Monday–Saturday 11–6, Thursday until 8
Closed on federal holidays and between exhibitions
The Pratt Manhattan Gallery is closed on Sundays and the following building holidays in 2018:
January 15 (Martin Luther King)
March 31 (Spring Holiday)
May 28 (Memorial Day)
July 4 (Independence Day)
September 3 (Labor Day)
October 8 (Columbus Day)
November 22–25 (Thanksgiving)
December 21, 2018–January 1, 2019 (Winter Break)
Admission is free.
Albers, Lustig Cohen, Tissi, 1958-2018
March 2-April 28
Opening reception: March 1, 6-8 PM
Pratt Manhattan Gallery presents Albers, Lustig Cohen, Tissi, 1958-2018, an exhibition that explores sixty years of graphic design and art work by three influential women artist-designers: Anni Albers, Elaine Lustig Cohen, and Rosmarie Tissi. Connected by shared circumstances of identity, each is a 20th century woman connected to a well-known male artist or designer and business partner, with mutual friends, patrons, places, and communities. Working through and inspired by constraints, all three demonstrated an affinity for geometric, hard-edged forms. They made work with a common ideal, exemplars of the Bauhaus ethos: unity in art and design. In the work is a vivacity that feels always new, timeless, and individual.
Albers, Lustig Cohen, Tissi, 1958-2018 features a selection of art and design objects—typography, textiles, prints, paintings, posters, sculptures, trademarks, and books, design and/or art—in chronological order beginning in 1958. The three women’s overlapping careers span the arc of the Modernist era—from the Bauhaus, to mid-century Pax Americana, to Postmodernism, and into the present.

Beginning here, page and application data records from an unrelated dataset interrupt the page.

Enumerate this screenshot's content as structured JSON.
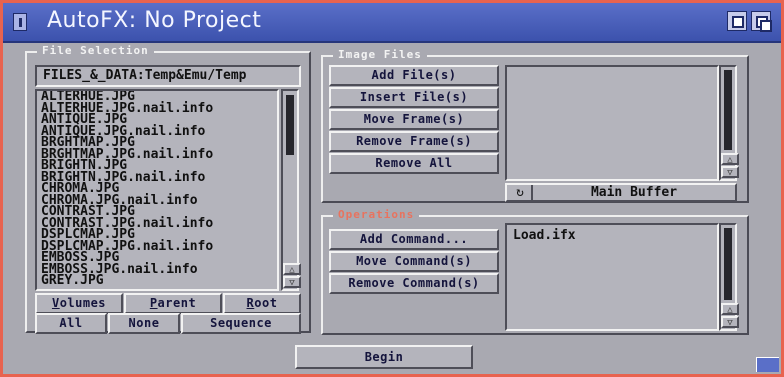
{
  "window": {
    "title": "AutoFX: No Project"
  },
  "file_selection": {
    "label": "File Selection",
    "path": "FILES_&_DATA:Temp&Emu/Temp",
    "files": [
      "ALTERHUE.JPG",
      "ALTERHUE.JPG.nail.info",
      "ANTIQUE.JPG",
      "ANTIQUE.JPG.nail.info",
      "BRGHTMAP.JPG",
      "BRGHTMAP.JPG.nail.info",
      "BRIGHTN.JPG",
      "BRIGHTN.JPG.nail.info",
      "CHROMA.JPG",
      "CHROMA.JPG.nail.info",
      "CONTRAST.JPG",
      "CONTRAST.JPG.nail.info",
      "DSPLCMAP.JPG",
      "DSPLCMAP.JPG.nail.info",
      "EMBOSS.JPG",
      "EMBOSS.JPG.nail.info",
      "GREY.JPG"
    ],
    "buttons": {
      "volumes_u": "V",
      "volumes_rest": "olumes",
      "parent_u": "P",
      "parent_rest": "arent",
      "root_u": "R",
      "root_rest": "oot",
      "all": "All",
      "none": "None",
      "sequence": "Sequence"
    }
  },
  "image_files": {
    "label": "Image Files",
    "buttons": {
      "add": "Add File(s)",
      "insert": "Insert File(s)",
      "move": "Move Frame(s)",
      "remove_frames": "Remove Frame(s)",
      "remove_all": "Remove All"
    },
    "buffer_label": "Main Buffer"
  },
  "operations": {
    "label": "Operations",
    "buttons": {
      "add": "Add Command...",
      "move": "Move Command(s)",
      "remove": "Remove Command(s)"
    },
    "items": [
      "Load.ifx"
    ]
  },
  "begin_label": "Begin",
  "colors": {
    "window_bg": "#a9a9b1",
    "titlebar": "#4a5fbd",
    "frame_border": "#e8634f",
    "button_text": "#14143c"
  }
}
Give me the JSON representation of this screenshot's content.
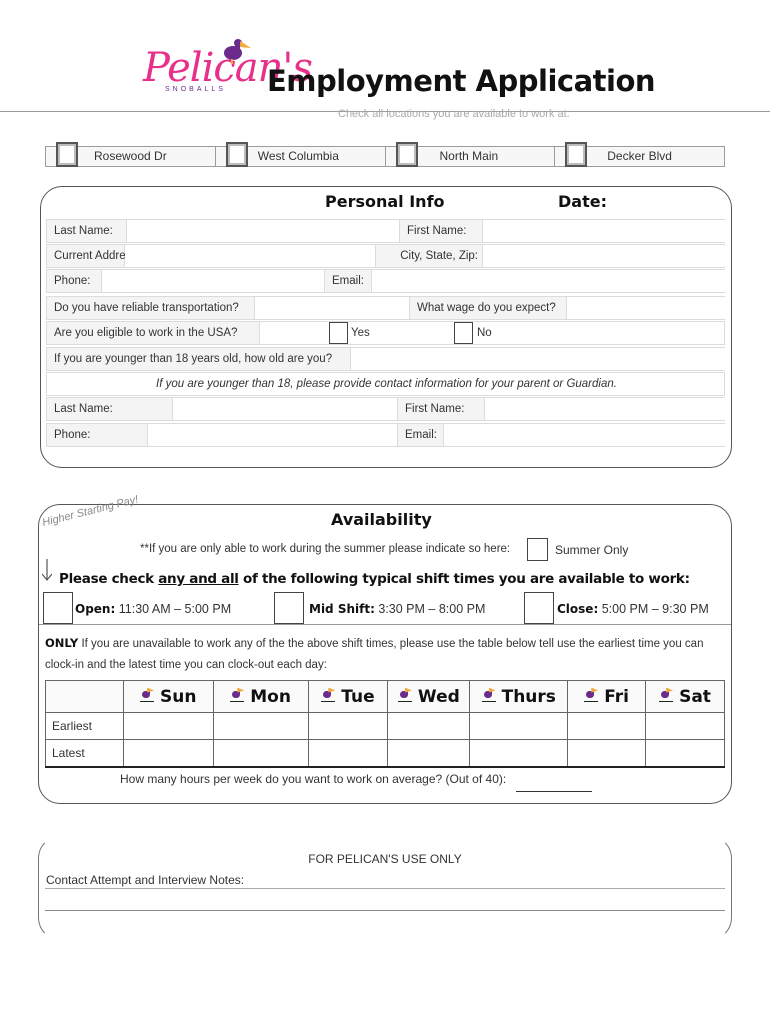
{
  "header": {
    "logo_text": "Pelican's",
    "logo_subtext": "SNOBALLS",
    "title": "Employment Application",
    "subtitle": "Check all locations you are available to work at."
  },
  "locations": [
    {
      "label": "Rosewood Dr",
      "checked": false
    },
    {
      "label": "West Columbia",
      "checked": false
    },
    {
      "label": "North Main",
      "checked": false
    },
    {
      "label": "Decker Blvd",
      "checked": false
    }
  ],
  "personal_info": {
    "title": "Personal Info",
    "date_label": "Date:",
    "last_name_label": "Last Name:",
    "first_name_label": "First Name:",
    "address_label": "Current Address:",
    "city_label": "City, State, Zip:",
    "phone_label": "Phone:",
    "email_label": "Email:",
    "transport_label": "Do you have reliable transportation?",
    "wage_label": "What wage do you expect?",
    "eligible_label": "Are you eligible to work in the USA?",
    "yes_label": "Yes",
    "no_label": "No",
    "age_label": "If you are younger than 18 years old, how old are you?",
    "guardian_note": "If you are younger than 18, please provide contact information for your parent or Guardian.",
    "g_last_name_label": "Last Name:",
    "g_first_name_label": "First Name:",
    "g_phone_label": "Phone:",
    "g_email_label": "Email:"
  },
  "availability": {
    "title": "Availability",
    "higher_pay": "Higher Starting Pay!",
    "summer_note": "**If you are only able to work during the summer please indicate so here:",
    "summer_label": "Summer Only",
    "check_prefix": "Please check ",
    "check_underlined": "any and all",
    "check_suffix": " of the following typical shift times you are available to work:",
    "shifts": [
      {
        "name": "Open:",
        "time": "11:30 AM – 5:00 PM"
      },
      {
        "name": "Mid Shift:",
        "time": "3:30 PM – 8:00 PM"
      },
      {
        "name": "Close:",
        "time": "5:00 PM – 9:30 PM"
      }
    ],
    "only_bold": "ONLY",
    "only_text": " If you are unavailable to work any of the the above shift times, please use the table below tell use the earliest time you can clock-in and the latest time you can clock-out each day:",
    "days": [
      "Sun",
      "Mon",
      "Tue",
      "Wed",
      "Thurs",
      "Fri",
      "Sat"
    ],
    "row_labels": [
      "Earliest",
      "Latest"
    ],
    "hours_question": "How many hours per week do you want to work on average? (Out of 40):"
  },
  "office": {
    "title": "FOR PELICAN'S USE ONLY",
    "notes_label": "Contact Attempt and Interview Notes:"
  },
  "colors": {
    "brand_pink": "#e8308a",
    "brand_purple": "#6b2a8c",
    "brand_orange": "#f2a93b"
  }
}
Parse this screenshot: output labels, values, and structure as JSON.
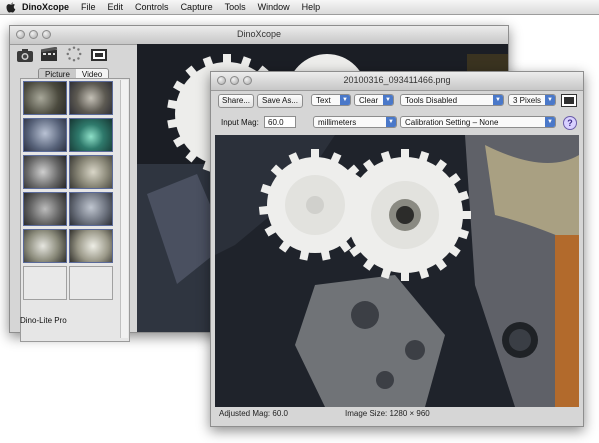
{
  "menubar": {
    "app_name": "DinoXcope",
    "items": [
      "File",
      "Edit",
      "Controls",
      "Capture",
      "Tools",
      "Window",
      "Help"
    ]
  },
  "back_window": {
    "title": "DinoXcope",
    "tabs": {
      "picture": "Picture",
      "video": "Video",
      "selected": "Picture"
    },
    "status": "Dino-Lite Pro",
    "toolbar_icons": [
      "camera-icon",
      "film-icon",
      "settings-icon",
      "fullscreen-icon"
    ]
  },
  "front_window": {
    "title": "20100316_093411466.png",
    "share_label": "Share...",
    "save_as_label": "Save As...",
    "text_label": "Text",
    "clear_label": "Clear",
    "tools_value": "Tools Disabled",
    "pixels_value": "3 Pixels",
    "input_mag_label": "Input Mag:",
    "input_mag_value": "60.0",
    "unit_value": "millimeters",
    "calibration_value": "Calibration Setting – None",
    "help_label": "?",
    "adjusted_mag": "Adjusted Mag:  60.0",
    "image_size": "Image Size:  1280 × 960"
  }
}
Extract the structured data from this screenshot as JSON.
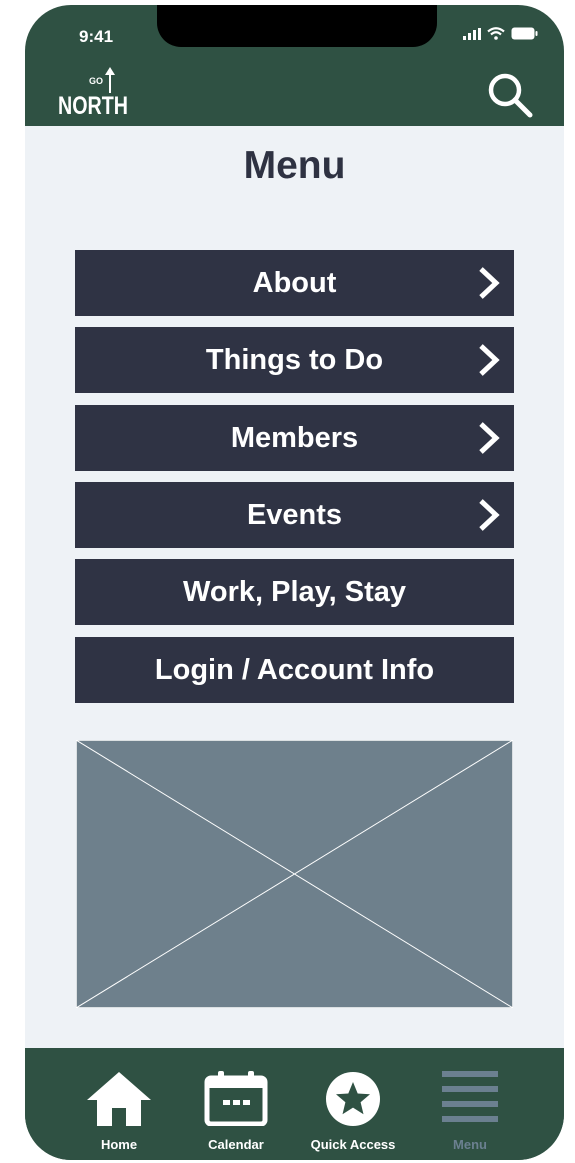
{
  "status_bar": {
    "time": "9:41"
  },
  "header": {
    "logo_small": "GO",
    "logo_text": "NORTH",
    "search_icon": "search-icon"
  },
  "page": {
    "title": "Menu"
  },
  "menu": [
    {
      "label": "About",
      "has_chevron": true
    },
    {
      "label": "Things to Do",
      "has_chevron": true
    },
    {
      "label": "Members",
      "has_chevron": true
    },
    {
      "label": "Events",
      "has_chevron": true
    },
    {
      "label": "Work, Play, Stay",
      "has_chevron": false
    },
    {
      "label": "Login / Account Info",
      "has_chevron": false
    }
  ],
  "tabbar": [
    {
      "label": "Home",
      "icon": "home-icon",
      "active": false
    },
    {
      "label": "Calendar",
      "icon": "calendar-icon",
      "active": false
    },
    {
      "label": "Quick Access",
      "icon": "star-circle-icon",
      "active": false
    },
    {
      "label": "Menu",
      "icon": "hamburger-icon",
      "active": true
    }
  ],
  "colors": {
    "brand_green": "#2f5143",
    "button_dark": "#2f3344",
    "background": "#eef2f6",
    "placeholder": "#6e808c",
    "menu_tab_dim": "#6b8090"
  }
}
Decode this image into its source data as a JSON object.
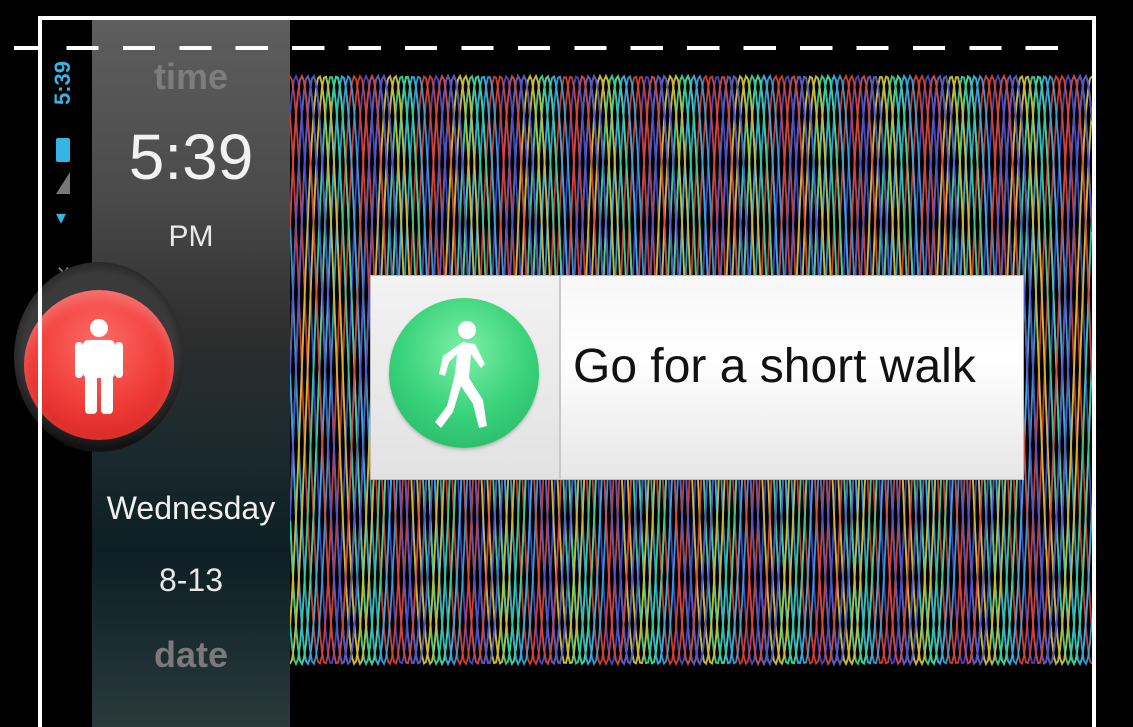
{
  "status_bar": {
    "time": "5:39",
    "icons": [
      "battery-icon",
      "signal-icon",
      "wifi-icon",
      "silent-icon"
    ],
    "accent_color": "#35b5e5"
  },
  "side_panel": {
    "time_heading": "time",
    "clock": "5:39",
    "ampm": "PM",
    "status_icon": "standing-person-icon",
    "status_color": "#ef3a36",
    "day": "Wednesday",
    "date": "8-13",
    "date_heading": "date"
  },
  "notification": {
    "icon": "walking-person-icon",
    "icon_color": "#3bd37c",
    "message": "Go for a short walk"
  },
  "wave_colors": [
    "#3aa9e0",
    "#d9eef5",
    "#2fd08a",
    "#e0b52a",
    "#4b4fd6",
    "#e0453a"
  ]
}
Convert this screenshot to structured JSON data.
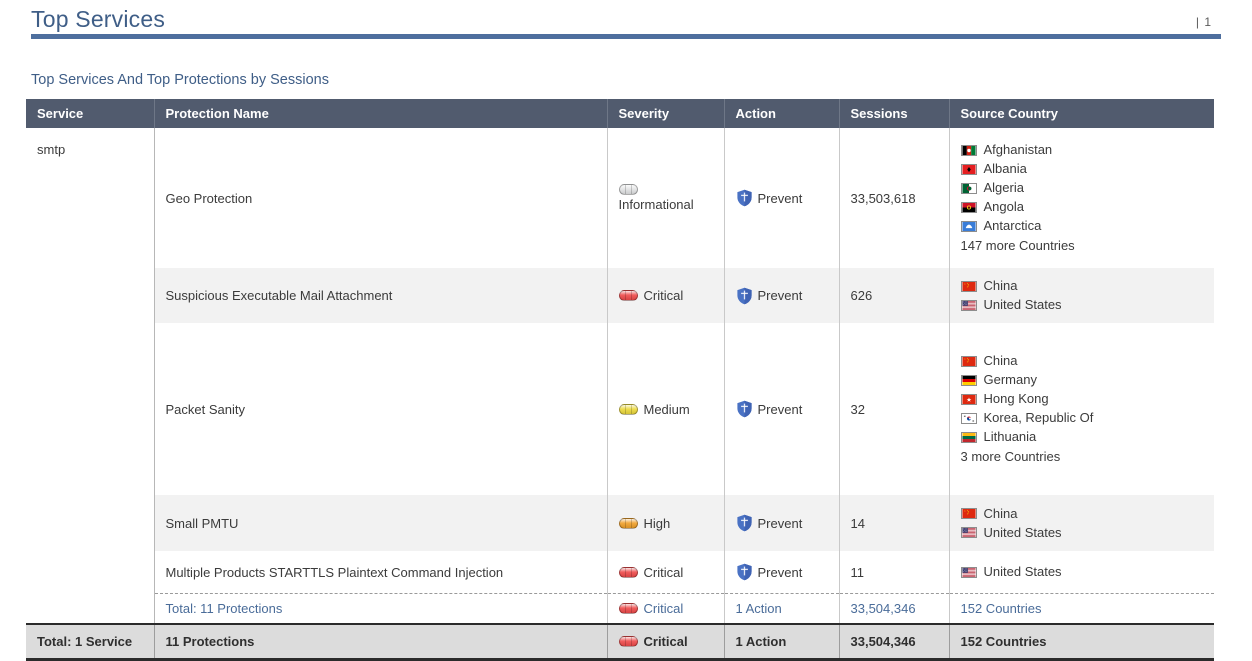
{
  "header": {
    "title": "Top Services",
    "page_number": "| 1"
  },
  "subtitle": "Top Services And Top Protections by Sessions",
  "table": {
    "columns": [
      "Service",
      "Protection Name",
      "Severity",
      "Action",
      "Sessions",
      "Source Country"
    ],
    "service": "smtp",
    "rows": [
      {
        "protection": "Geo Protection",
        "severity": "Informational",
        "severity_level": "informational",
        "action": "Prevent",
        "sessions": "33,503,618",
        "countries": [
          "Afghanistan",
          "Albania",
          "Algeria",
          "Angola",
          "Antarctica"
        ],
        "more_countries": "147 more Countries"
      },
      {
        "protection": "Suspicious Executable Mail Attachment",
        "severity": "Critical",
        "severity_level": "critical",
        "action": "Prevent",
        "sessions": "626",
        "countries": [
          "China",
          "United States"
        ],
        "more_countries": ""
      },
      {
        "protection": "Packet Sanity",
        "severity": "Medium",
        "severity_level": "medium",
        "action": "Prevent",
        "sessions": "32",
        "countries": [
          "China",
          "Germany",
          "Hong Kong",
          "Korea, Republic Of",
          "Lithuania"
        ],
        "more_countries": "3 more Countries"
      },
      {
        "protection": "Small PMTU",
        "severity": "High",
        "severity_level": "high",
        "action": "Prevent",
        "sessions": "14",
        "countries": [
          "China",
          "United States"
        ],
        "more_countries": ""
      },
      {
        "protection": "Multiple Products STARTTLS Plaintext Command Injection",
        "severity": "Critical",
        "severity_level": "critical",
        "action": "Prevent",
        "sessions": "11",
        "countries": [
          "United States"
        ],
        "more_countries": ""
      }
    ],
    "subtotal": {
      "protection": "Total: 11 Protections",
      "severity": "Critical",
      "action": "1 Action",
      "sessions": "33,504,346",
      "countries": "152 Countries"
    },
    "grand_total": {
      "service": "Total: 1 Service",
      "protection": "11 Protections",
      "severity": "Critical",
      "action": "1 Action",
      "sessions": "33,504,346",
      "countries": "152 Countries"
    }
  },
  "colors": {
    "title": "#3f5e87",
    "rule": "#4e6f9e",
    "table_header_bg": "#515b6e",
    "stripe": "#f2f2f2",
    "subtotal_text": "#4a6c99",
    "severity_critical": "#ef4b4b",
    "severity_high": "#f0a029",
    "severity_medium": "#ecd93c",
    "severity_informational": "#e2e3e4",
    "action_shield": "#4a72c4"
  }
}
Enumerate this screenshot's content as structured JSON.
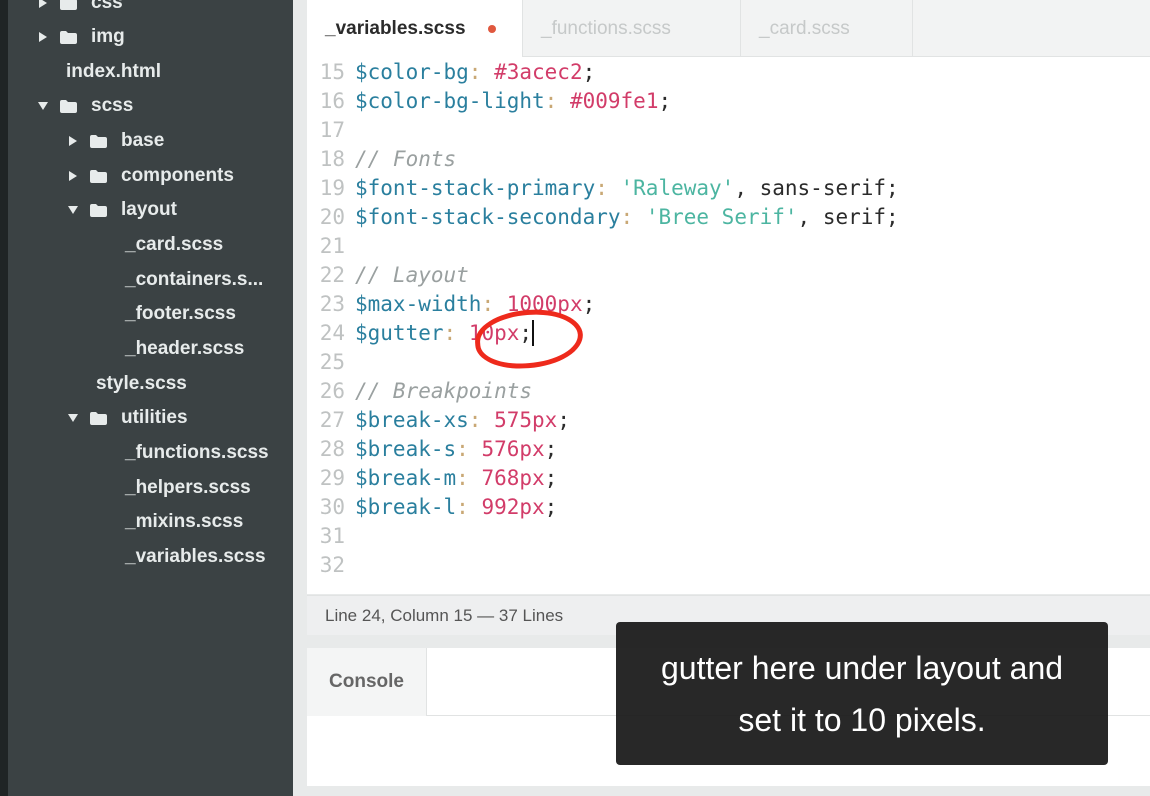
{
  "sidebar": {
    "items": [
      {
        "label": "css",
        "type": "folder",
        "expanded": false
      },
      {
        "label": "img",
        "type": "folder",
        "expanded": false
      },
      {
        "label": "index.html",
        "type": "file"
      },
      {
        "label": "scss",
        "type": "folder",
        "expanded": true
      },
      {
        "label": "base",
        "type": "folder",
        "expanded": false
      },
      {
        "label": "components",
        "type": "folder",
        "expanded": false
      },
      {
        "label": "layout",
        "type": "folder",
        "expanded": true
      },
      {
        "label": "_card.scss",
        "type": "file"
      },
      {
        "label": "_containers.s...",
        "type": "file"
      },
      {
        "label": "_footer.scss",
        "type": "file"
      },
      {
        "label": "_header.scss",
        "type": "file"
      },
      {
        "label": "style.scss",
        "type": "file"
      },
      {
        "label": "utilities",
        "type": "folder",
        "expanded": true
      },
      {
        "label": "_functions.scss",
        "type": "file"
      },
      {
        "label": "_helpers.scss",
        "type": "file"
      },
      {
        "label": "_mixins.scss",
        "type": "file"
      },
      {
        "label": "_variables.scss",
        "type": "file"
      }
    ]
  },
  "tabs": [
    {
      "label": "_variables.scss",
      "active": true,
      "modified": true
    },
    {
      "label": "_functions.scss",
      "active": false
    },
    {
      "label": "_card.scss",
      "active": false
    }
  ],
  "code": {
    "lines": [
      {
        "n": "15",
        "var": "$color-bg",
        "colon": ":",
        "val": " #3acec2",
        "semi": ";"
      },
      {
        "n": "16",
        "var": "$color-bg-light",
        "colon": ":",
        "val": " #009fe1",
        "semi": ";"
      },
      {
        "n": "17"
      },
      {
        "n": "18",
        "comment": "// Fonts"
      },
      {
        "n": "19",
        "var": "$font-stack-primary",
        "colon": ":",
        "str": " 'Raleway'",
        "rest": ", sans-serif;"
      },
      {
        "n": "20",
        "var": "$font-stack-secondary",
        "colon": ":",
        "str": " 'Bree Serif'",
        "rest": ", serif;"
      },
      {
        "n": "21"
      },
      {
        "n": "22",
        "comment": "// Layout"
      },
      {
        "n": "23",
        "var": "$max-width",
        "colon": ":",
        "val": " 1000px",
        "semi": ";"
      },
      {
        "n": "24",
        "var": "$gutter",
        "colon": ":",
        "val": " 10px",
        "semi": ";"
      },
      {
        "n": "25"
      },
      {
        "n": "26",
        "comment": "// Breakpoints"
      },
      {
        "n": "27",
        "var": "$break-xs",
        "colon": ":",
        "val": " 575px",
        "semi": ";"
      },
      {
        "n": "28",
        "var": "$break-s",
        "colon": ":",
        "val": " 576px",
        "semi": ";"
      },
      {
        "n": "29",
        "var": "$break-m",
        "colon": ":",
        "val": " 768px",
        "semi": ";"
      },
      {
        "n": "30",
        "var": "$break-l",
        "colon": ":",
        "val": " 992px",
        "semi": ";"
      },
      {
        "n": "31"
      },
      {
        "n": "32"
      }
    ]
  },
  "status": {
    "text": "Line 24, Column 15 — 37 Lines"
  },
  "console": {
    "tab_label": "Console"
  },
  "caption": {
    "line1": "gutter here under layout and",
    "line2": "set it to 10 pixels."
  },
  "colors": {
    "annotation": "#ee2a1c",
    "modified_dot": "#e0583e"
  }
}
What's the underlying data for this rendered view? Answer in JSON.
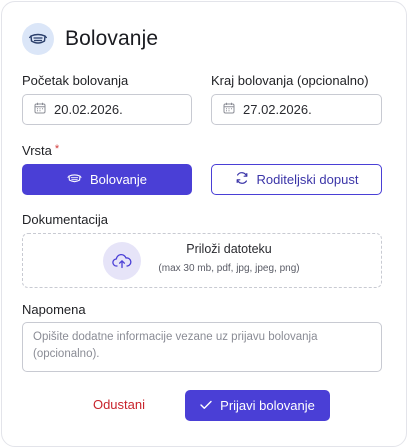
{
  "dialog": {
    "title": "Bolovanje",
    "icon": "mask-icon"
  },
  "start_date": {
    "label": "Početak bolovanja",
    "value": "20.02.2026.",
    "icon": "calendar-icon"
  },
  "end_date": {
    "label": "Kraj bolovanja (opcionalno)",
    "value": "27.02.2026.",
    "icon": "calendar-icon"
  },
  "type": {
    "label": "Vrsta",
    "required_mark": "*",
    "options": [
      {
        "label": "Bolovanje",
        "icon": "mask-icon",
        "selected": true
      },
      {
        "label": "Roditeljski dopust",
        "icon": "cycle-icon",
        "selected": false
      }
    ]
  },
  "documentation": {
    "label": "Dokumentacija",
    "upload_title": "Priloži datoteku",
    "upload_hint": "(max 30 mb, pdf, jpg, jpeg, png)",
    "icon": "cloud-upload-icon"
  },
  "note": {
    "label": "Napomena",
    "placeholder": "Opišite dodatne informacije vezane uz prijavu bolovanja (opcionalno)."
  },
  "actions": {
    "cancel": "Odustani",
    "submit": "Prijavi bolovanje",
    "submit_icon": "check-icon"
  },
  "colors": {
    "primary": "#4a3fd6",
    "danger": "#c8242c",
    "icon_bg": "#dbe6f8"
  }
}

Curated by Phillip Niemeyer, a graphic designer and director of Northern—Southern, a gallery and art agency in Austin, Texas.
Anni Albers (1899–1994) began her career as a textile designer at the Bauhaus. She freelanced in Germany until 1933, when she emigrated to America with her husband, Josef. She taught at the Black Mountain School (1933-49). She was the first woman designer to have a one woman show at the Museum of Modern Art (1949). Her book of collected writings On Designing (1959) is considered a classic in design thought and an important text in the lineage of the "design thinking" discipline. Later in life she explored print as a medium for design and art work. She worked and wrote until her death.
Elaine Lustig Cohen (1927–2016) learned graphic design working with her first husband, Alvin Lustig. Alvin lost his vision before he passed—Lustig Cohen would create his designs based on his spoken instructions. After Alvin's death in 1955, Lustig Cohen worked as a freelance designer in New York. She designed the typography for the Seagram Building (1957) at the behest of organizing architect Philip Johnson, and the iconic graphics for the seminal Primary Structures exhibition at the Jewish Museum (1966). In the 1970s she painted, often large and subtle geometric compositions. A group of her paintings were recently shown at Philip Johnson's Glass House (2015).
Rosemarie Tissi (1937–present) was published in the Neue Graphik (1957) while still a student in the Swiss School of Art and Craft. She founded the studio O&T with Siegfried Odermatt in 1968. Tissi has been a member of AGI (Alliance Graphique Internationale) since 1974, and ADC (Art Directors Club) since 1992. She is the recipient of numerous awards and prizes including three Swiss Federal Scholarships for Applied Arts. She still works today.
Image: Rosmarie Tissi, 2018, poster design for Albers, Lustig, Cohen, 1958-2018, commissioned by Pratt Institute